Dataset records Start Marker

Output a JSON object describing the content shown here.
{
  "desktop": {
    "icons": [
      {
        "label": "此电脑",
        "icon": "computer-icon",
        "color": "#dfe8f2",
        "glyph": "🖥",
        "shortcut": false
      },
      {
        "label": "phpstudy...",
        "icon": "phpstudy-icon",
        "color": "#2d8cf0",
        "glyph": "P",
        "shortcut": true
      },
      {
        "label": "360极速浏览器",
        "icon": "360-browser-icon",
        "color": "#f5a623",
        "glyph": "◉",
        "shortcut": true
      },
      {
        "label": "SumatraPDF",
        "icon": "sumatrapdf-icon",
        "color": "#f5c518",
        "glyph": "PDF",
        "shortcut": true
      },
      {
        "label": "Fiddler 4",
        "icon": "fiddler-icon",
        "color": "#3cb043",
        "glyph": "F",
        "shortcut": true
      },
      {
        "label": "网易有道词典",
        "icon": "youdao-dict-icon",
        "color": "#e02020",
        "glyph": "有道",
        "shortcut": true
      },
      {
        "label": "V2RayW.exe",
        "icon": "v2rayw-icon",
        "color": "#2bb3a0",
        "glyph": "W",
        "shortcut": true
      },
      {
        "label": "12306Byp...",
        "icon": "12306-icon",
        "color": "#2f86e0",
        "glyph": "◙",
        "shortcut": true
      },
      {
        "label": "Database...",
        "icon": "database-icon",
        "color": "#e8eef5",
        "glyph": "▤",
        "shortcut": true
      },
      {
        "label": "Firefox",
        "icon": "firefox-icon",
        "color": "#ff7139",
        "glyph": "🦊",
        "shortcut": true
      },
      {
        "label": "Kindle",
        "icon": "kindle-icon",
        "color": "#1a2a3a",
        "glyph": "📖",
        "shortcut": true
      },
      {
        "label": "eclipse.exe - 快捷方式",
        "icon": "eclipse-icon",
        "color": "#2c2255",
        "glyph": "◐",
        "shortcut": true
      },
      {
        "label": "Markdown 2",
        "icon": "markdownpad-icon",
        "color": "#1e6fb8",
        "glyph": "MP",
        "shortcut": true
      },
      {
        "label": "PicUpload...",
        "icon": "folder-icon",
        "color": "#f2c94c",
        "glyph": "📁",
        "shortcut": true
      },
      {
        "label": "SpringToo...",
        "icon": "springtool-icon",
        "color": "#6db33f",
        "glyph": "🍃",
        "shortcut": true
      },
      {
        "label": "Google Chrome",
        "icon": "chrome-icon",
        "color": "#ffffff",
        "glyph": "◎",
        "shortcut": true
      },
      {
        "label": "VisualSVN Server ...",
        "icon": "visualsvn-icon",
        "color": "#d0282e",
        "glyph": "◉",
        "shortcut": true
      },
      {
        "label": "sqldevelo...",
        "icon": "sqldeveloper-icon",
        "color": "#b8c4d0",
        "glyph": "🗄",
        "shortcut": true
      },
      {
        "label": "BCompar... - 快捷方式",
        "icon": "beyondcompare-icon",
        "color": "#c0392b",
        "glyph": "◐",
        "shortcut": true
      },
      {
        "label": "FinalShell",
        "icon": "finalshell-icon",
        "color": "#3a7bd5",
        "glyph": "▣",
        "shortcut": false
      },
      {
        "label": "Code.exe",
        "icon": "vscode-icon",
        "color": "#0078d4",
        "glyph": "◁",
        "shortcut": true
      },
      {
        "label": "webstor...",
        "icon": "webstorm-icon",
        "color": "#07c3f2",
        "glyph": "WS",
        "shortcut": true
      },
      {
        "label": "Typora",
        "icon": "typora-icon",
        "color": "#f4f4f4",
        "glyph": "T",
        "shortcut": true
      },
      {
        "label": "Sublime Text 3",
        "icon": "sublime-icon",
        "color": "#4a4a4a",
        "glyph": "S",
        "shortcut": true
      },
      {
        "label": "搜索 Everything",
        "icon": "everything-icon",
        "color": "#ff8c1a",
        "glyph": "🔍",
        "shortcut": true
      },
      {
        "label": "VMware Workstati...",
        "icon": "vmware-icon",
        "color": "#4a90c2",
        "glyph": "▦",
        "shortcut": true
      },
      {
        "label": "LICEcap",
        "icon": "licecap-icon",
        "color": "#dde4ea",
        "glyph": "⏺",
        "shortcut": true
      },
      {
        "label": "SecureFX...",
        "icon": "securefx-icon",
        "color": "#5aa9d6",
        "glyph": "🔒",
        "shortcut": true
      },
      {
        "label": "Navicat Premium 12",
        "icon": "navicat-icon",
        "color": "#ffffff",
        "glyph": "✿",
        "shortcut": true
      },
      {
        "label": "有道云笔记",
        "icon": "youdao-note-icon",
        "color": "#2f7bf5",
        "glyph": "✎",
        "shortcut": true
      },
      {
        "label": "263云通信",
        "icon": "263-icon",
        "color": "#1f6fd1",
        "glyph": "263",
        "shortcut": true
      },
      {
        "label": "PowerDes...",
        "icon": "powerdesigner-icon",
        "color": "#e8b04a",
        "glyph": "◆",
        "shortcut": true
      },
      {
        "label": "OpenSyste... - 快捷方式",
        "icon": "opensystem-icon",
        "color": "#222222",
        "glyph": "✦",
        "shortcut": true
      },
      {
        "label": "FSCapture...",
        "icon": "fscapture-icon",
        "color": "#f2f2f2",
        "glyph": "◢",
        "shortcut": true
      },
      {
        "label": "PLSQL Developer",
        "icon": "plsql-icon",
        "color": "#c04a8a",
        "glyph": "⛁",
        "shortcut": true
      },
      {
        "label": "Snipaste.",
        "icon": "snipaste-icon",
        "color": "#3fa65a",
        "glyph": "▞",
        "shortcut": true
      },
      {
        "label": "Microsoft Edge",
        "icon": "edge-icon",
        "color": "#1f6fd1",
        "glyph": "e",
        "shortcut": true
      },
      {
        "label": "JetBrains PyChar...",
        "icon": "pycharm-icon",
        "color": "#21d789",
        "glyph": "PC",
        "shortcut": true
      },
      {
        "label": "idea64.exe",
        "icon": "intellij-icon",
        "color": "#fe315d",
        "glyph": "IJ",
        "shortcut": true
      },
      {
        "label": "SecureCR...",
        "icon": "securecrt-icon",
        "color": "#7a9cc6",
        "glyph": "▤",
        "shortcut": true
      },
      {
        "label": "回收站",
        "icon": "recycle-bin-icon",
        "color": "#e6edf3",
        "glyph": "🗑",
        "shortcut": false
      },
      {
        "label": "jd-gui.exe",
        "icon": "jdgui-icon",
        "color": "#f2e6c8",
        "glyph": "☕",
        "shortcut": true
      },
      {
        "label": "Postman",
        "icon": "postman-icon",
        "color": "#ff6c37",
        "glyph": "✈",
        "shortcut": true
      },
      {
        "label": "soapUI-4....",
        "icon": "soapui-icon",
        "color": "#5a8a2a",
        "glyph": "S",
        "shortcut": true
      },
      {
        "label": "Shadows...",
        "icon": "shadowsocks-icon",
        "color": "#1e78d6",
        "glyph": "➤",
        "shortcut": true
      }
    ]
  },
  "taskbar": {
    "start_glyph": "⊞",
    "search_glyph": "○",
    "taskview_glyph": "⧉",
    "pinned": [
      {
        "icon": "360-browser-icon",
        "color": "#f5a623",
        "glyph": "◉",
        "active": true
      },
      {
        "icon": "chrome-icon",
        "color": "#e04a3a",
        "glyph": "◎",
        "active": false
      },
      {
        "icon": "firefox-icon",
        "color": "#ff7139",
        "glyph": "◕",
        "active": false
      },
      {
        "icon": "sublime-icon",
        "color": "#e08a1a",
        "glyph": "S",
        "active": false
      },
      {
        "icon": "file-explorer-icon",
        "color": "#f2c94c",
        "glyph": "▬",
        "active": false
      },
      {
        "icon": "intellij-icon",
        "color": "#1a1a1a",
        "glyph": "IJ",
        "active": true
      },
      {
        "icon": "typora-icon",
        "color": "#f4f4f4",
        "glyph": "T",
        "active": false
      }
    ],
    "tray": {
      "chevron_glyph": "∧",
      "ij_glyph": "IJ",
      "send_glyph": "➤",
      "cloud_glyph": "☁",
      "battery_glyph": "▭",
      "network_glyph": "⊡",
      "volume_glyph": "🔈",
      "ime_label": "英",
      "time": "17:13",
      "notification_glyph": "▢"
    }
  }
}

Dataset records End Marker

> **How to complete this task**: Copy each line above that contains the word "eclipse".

> **Result of the task**:
        "label": "eclipse.exe - 快捷方式",
        "icon": "eclipse-icon",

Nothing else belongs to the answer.